BEGIN SOURCE DATA

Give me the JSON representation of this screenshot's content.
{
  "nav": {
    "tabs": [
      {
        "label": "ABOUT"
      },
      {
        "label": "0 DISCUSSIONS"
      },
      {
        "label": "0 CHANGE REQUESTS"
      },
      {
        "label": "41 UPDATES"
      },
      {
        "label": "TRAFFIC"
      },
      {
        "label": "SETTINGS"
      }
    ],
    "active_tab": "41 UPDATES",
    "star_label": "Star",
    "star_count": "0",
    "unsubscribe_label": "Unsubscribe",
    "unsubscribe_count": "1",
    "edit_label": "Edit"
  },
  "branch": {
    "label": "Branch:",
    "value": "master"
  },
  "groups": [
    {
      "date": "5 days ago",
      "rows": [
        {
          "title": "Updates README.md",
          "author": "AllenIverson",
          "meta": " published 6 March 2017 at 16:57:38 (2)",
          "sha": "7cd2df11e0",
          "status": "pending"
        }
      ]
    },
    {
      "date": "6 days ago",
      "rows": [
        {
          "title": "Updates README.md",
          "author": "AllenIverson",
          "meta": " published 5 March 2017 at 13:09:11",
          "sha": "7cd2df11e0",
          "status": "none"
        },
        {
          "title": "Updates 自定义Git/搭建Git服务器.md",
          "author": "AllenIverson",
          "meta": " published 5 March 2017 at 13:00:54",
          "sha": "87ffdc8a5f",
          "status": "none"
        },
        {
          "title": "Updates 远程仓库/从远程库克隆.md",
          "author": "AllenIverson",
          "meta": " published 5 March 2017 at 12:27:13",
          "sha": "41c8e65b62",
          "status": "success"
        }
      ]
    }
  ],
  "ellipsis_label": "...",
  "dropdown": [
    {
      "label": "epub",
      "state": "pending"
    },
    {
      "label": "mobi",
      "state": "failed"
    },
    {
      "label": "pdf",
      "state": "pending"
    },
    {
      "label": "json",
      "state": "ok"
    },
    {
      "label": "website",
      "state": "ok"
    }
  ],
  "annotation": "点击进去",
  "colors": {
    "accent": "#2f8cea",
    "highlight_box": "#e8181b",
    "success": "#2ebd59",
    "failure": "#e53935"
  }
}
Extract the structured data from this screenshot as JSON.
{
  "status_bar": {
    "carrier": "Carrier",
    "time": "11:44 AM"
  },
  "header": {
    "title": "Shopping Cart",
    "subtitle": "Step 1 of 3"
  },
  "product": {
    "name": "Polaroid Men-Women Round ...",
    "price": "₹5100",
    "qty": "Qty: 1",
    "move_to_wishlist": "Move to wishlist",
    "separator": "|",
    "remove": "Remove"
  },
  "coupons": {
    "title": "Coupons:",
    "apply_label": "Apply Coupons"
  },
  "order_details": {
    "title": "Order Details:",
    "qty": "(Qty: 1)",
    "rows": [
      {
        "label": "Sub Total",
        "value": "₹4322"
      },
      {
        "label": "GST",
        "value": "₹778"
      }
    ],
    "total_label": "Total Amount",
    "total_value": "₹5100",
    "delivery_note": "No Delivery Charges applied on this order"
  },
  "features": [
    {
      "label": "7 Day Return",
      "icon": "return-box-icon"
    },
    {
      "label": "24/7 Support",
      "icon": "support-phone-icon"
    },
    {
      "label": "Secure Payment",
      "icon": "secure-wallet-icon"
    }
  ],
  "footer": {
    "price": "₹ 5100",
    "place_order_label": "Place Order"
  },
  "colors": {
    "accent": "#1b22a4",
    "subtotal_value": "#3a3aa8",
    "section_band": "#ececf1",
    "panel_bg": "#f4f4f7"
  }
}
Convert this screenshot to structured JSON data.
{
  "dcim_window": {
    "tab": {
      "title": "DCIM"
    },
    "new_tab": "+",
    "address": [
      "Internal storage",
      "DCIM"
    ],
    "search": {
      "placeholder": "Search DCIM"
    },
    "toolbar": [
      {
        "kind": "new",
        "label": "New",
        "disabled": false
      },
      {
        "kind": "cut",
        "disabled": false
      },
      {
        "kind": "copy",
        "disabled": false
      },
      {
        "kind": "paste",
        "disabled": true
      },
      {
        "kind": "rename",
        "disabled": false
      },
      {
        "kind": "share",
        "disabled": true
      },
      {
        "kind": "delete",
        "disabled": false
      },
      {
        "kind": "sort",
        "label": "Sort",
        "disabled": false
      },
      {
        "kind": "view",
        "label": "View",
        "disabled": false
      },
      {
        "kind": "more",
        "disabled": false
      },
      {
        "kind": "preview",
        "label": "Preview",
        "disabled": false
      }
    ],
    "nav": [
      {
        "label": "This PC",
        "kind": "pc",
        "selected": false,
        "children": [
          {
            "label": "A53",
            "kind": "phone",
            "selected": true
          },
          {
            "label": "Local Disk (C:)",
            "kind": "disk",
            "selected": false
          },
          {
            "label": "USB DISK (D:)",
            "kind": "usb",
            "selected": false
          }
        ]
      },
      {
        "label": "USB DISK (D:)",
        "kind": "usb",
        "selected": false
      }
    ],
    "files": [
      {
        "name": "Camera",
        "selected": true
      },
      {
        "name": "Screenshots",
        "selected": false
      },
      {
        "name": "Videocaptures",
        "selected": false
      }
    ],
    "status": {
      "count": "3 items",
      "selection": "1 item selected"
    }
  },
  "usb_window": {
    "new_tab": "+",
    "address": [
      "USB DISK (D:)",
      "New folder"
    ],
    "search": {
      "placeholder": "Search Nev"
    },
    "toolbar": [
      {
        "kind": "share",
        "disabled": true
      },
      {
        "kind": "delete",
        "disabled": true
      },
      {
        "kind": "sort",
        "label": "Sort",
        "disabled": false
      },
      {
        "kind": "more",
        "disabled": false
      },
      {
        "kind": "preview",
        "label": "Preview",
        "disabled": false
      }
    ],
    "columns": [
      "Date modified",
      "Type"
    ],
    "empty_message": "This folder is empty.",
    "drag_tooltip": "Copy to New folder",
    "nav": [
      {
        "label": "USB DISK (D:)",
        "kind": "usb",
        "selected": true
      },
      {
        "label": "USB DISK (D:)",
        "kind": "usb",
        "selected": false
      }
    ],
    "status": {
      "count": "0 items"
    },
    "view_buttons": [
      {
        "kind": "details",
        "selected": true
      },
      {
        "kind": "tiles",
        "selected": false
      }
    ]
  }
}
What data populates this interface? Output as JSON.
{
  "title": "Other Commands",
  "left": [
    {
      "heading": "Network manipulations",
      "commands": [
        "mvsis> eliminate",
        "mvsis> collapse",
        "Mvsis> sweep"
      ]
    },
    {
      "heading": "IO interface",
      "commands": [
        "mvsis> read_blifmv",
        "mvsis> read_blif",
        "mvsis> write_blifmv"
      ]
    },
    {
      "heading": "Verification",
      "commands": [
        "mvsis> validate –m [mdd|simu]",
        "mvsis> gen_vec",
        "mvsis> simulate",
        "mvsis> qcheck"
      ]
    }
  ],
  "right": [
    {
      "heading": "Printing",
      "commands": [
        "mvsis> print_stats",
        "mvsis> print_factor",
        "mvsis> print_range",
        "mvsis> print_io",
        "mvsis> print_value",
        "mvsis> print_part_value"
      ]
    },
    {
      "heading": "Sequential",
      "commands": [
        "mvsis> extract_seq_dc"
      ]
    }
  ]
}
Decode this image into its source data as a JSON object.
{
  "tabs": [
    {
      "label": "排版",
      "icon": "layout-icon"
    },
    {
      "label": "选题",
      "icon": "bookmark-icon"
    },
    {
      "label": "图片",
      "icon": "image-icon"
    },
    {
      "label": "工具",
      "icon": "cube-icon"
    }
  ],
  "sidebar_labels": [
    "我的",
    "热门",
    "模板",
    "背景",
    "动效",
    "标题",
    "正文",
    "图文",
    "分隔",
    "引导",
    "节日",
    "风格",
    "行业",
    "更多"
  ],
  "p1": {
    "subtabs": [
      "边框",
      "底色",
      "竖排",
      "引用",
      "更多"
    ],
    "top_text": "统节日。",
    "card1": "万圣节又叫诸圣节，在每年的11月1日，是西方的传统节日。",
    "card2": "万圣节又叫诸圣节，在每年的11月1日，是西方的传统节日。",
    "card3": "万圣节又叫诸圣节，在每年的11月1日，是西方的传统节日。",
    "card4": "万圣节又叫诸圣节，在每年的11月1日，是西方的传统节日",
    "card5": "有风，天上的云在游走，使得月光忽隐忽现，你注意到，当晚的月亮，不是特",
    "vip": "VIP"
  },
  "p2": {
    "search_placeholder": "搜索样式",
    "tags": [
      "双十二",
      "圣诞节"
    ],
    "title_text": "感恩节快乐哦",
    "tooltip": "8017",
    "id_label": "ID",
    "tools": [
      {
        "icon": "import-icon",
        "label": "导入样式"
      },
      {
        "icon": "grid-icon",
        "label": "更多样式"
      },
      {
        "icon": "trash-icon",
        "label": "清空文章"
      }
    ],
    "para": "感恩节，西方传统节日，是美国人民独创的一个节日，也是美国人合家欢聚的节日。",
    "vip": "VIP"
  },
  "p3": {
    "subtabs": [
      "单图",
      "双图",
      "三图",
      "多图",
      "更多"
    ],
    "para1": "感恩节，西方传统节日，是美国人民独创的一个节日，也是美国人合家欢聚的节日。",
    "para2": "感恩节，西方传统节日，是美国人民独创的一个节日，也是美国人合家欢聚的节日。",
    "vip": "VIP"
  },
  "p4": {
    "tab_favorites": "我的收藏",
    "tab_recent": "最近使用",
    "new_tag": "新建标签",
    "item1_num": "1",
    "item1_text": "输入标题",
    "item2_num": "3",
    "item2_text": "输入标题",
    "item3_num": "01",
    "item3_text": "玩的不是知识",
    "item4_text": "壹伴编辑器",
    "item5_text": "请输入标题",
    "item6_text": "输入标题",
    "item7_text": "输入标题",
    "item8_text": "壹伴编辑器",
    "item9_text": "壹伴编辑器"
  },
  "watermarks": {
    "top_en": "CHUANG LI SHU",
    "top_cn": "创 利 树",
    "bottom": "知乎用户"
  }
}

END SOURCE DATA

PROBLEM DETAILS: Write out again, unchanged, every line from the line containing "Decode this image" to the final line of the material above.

RESPONSE TO THIS EXERCISE:
Decode this image into its source data as a JSON object.
{
  "tabs": [
    {
      "label": "排版",
      "icon": "layout-icon"
    },
    {
      "label": "选题",
      "icon": "bookmark-icon"
    },
    {
      "label": "图片",
      "icon": "image-icon"
    },
    {
      "label": "工具",
      "icon": "cube-icon"
    }
  ],
  "sidebar_labels": [
    "我的",
    "热门",
    "模板",
    "背景",
    "动效",
    "标题",
    "正文",
    "图文",
    "分隔",
    "引导",
    "节日",
    "风格",
    "行业",
    "更多"
  ],
  "p1": {
    "subtabs": [
      "边框",
      "底色",
      "竖排",
      "引用",
      "更多"
    ],
    "top_text": "统节日。",
    "card1": "万圣节又叫诸圣节，在每年的11月1日，是西方的传统节日。",
    "card2": "万圣节又叫诸圣节，在每年的11月1日，是西方的传统节日。",
    "card3": "万圣节又叫诸圣节，在每年的11月1日，是西方的传统节日。",
    "card4": "万圣节又叫诸圣节，在每年的11月1日，是西方的传统节日",
    "card5": "有风，天上的云在游走，使得月光忽隐忽现，你注意到，当晚的月亮，不是特",
    "vip": "VIP"
  },
  "p2": {
    "search_placeholder": "搜索样式",
    "tags": [
      "双十二",
      "圣诞节"
    ],
    "title_text": "感恩节快乐哦",
    "tooltip": "8017",
    "id_label": "ID",
    "tools": [
      {
        "icon": "import-icon",
        "label": "导入样式"
      },
      {
        "icon": "grid-icon",
        "label": "更多样式"
      },
      {
        "icon": "trash-icon",
        "label": "清空文章"
      }
    ],
    "para": "感恩节，西方传统节日，是美国人民独创的一个节日，也是美国人合家欢聚的节日。",
    "vip": "VIP"
  },
  "p3": {
    "subtabs": [
      "单图",
      "双图",
      "三图",
      "多图",
      "更多"
    ],
    "para1": "感恩节，西方传统节日，是美国人民独创的一个节日，也是美国人合家欢聚的节日。",
    "para2": "感恩节，西方传统节日，是美国人民独创的一个节日，也是美国人合家欢聚的节日。",
    "vip": "VIP"
  },
  "p4": {
    "tab_favorites": "我的收藏",
    "tab_recent": "最近使用",
    "new_tag": "新建标签",
    "item1_num": "1",
    "item1_text": "输入标题",
    "item2_num": "3",
    "item2_text": "输入标题",
    "item3_num": "01",
    "item3_text": "玩的不是知识",
    "item4_text": "壹伴编辑器",
    "item5_text": "请输入标题",
    "item6_text": "输入标题",
    "item7_text": "输入标题",
    "item8_text": "壹伴编辑器",
    "item9_text": "壹伴编辑器"
  },
  "watermarks": {
    "top_en": "CHUANG LI SHU",
    "top_cn": "创 利 树",
    "bottom": "知乎用户"
  }
}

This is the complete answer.